(Excerpts from an interface dataset)
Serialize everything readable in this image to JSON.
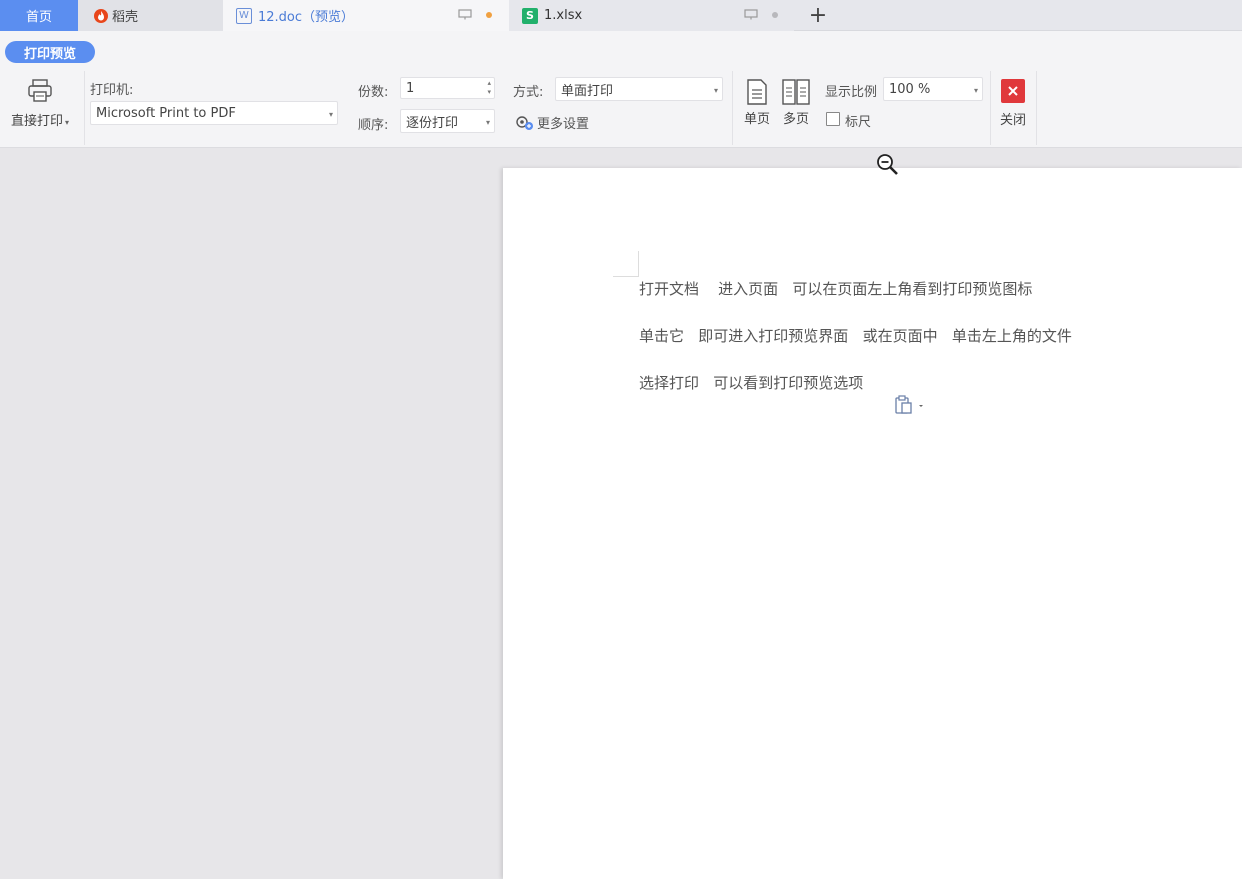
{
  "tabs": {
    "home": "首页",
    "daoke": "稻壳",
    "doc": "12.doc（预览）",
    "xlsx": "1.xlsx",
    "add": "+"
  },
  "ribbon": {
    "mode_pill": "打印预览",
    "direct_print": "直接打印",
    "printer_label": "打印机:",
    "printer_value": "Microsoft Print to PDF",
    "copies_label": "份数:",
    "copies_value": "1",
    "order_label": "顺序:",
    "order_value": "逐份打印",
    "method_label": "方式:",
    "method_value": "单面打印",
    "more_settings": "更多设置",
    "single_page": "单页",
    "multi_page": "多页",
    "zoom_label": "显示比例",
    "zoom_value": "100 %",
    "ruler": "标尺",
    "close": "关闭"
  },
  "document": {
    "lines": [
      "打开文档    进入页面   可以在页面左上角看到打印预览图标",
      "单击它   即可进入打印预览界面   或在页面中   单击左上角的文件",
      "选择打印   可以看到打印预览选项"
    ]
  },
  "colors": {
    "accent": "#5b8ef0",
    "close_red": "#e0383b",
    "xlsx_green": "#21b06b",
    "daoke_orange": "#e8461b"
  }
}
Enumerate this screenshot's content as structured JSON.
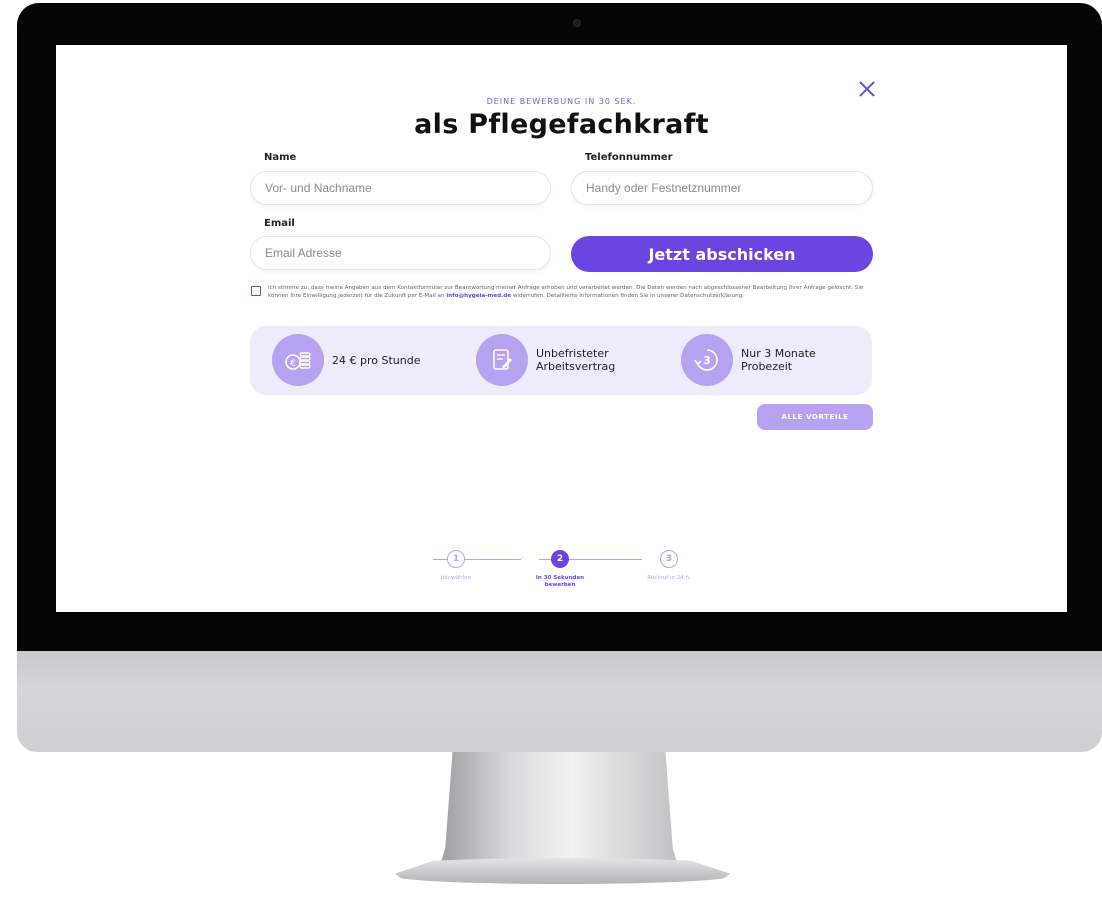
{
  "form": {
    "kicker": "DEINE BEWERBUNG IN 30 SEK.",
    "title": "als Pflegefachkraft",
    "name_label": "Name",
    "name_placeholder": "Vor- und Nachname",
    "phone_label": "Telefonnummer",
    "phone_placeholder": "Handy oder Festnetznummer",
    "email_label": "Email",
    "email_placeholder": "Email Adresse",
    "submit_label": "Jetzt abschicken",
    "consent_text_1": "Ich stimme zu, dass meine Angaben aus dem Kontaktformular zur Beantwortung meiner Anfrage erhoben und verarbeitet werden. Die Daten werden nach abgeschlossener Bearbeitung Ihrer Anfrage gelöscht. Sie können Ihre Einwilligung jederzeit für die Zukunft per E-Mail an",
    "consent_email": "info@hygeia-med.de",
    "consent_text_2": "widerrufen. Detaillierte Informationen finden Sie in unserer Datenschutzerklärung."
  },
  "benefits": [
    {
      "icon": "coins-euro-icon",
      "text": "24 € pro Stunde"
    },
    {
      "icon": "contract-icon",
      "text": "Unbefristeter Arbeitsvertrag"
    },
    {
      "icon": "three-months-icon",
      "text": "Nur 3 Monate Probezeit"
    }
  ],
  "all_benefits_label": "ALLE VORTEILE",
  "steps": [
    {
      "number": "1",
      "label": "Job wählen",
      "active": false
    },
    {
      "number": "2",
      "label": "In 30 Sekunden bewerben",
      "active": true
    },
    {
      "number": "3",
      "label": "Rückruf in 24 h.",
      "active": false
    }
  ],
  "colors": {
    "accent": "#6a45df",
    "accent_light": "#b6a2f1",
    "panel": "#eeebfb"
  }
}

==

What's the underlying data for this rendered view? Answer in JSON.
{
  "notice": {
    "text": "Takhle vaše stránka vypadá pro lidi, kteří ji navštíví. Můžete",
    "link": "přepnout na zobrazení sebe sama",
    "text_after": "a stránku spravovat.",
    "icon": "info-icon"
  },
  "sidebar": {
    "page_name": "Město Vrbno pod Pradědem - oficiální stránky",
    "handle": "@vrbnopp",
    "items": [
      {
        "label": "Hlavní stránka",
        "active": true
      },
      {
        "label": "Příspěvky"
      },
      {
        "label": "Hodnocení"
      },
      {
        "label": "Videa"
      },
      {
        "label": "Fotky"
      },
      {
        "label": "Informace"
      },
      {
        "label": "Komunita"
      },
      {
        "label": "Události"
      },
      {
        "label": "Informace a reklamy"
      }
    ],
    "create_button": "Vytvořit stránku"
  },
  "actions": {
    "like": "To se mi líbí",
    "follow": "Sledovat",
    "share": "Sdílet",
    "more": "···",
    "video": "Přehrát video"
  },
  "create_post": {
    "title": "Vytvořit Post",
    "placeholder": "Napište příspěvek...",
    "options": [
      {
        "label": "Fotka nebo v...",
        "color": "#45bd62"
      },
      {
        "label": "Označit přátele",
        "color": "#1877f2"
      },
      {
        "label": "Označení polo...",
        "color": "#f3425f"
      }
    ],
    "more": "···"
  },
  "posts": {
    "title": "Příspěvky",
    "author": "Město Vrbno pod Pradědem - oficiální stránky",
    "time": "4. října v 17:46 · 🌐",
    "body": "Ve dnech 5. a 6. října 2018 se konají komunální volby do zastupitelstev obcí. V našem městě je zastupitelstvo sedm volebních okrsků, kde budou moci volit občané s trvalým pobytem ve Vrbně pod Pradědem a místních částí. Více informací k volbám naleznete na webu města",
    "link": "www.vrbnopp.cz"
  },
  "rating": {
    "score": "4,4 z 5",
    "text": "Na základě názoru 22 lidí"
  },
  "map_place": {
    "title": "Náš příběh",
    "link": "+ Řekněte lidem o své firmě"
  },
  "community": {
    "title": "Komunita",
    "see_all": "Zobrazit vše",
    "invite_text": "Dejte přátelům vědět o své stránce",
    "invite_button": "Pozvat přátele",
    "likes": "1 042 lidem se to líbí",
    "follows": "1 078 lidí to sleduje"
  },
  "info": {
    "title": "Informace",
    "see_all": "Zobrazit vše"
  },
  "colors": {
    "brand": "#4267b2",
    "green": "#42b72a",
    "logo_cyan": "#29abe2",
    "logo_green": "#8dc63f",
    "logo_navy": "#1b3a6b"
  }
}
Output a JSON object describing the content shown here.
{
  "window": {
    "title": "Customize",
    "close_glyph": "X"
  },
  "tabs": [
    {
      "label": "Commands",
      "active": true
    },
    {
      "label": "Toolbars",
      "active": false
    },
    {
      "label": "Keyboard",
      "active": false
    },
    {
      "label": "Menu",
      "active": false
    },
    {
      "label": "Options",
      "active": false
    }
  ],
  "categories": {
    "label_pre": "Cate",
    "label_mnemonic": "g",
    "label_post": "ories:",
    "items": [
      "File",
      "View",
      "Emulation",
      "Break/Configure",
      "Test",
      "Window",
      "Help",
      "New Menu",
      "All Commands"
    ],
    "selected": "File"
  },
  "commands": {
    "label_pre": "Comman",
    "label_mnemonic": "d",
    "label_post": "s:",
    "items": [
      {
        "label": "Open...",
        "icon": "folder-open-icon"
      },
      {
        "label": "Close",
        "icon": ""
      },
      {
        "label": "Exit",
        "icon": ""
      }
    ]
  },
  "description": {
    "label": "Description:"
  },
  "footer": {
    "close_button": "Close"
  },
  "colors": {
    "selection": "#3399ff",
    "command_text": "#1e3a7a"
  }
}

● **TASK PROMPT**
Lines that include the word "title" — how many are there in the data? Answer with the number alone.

● **SOLUTION**
7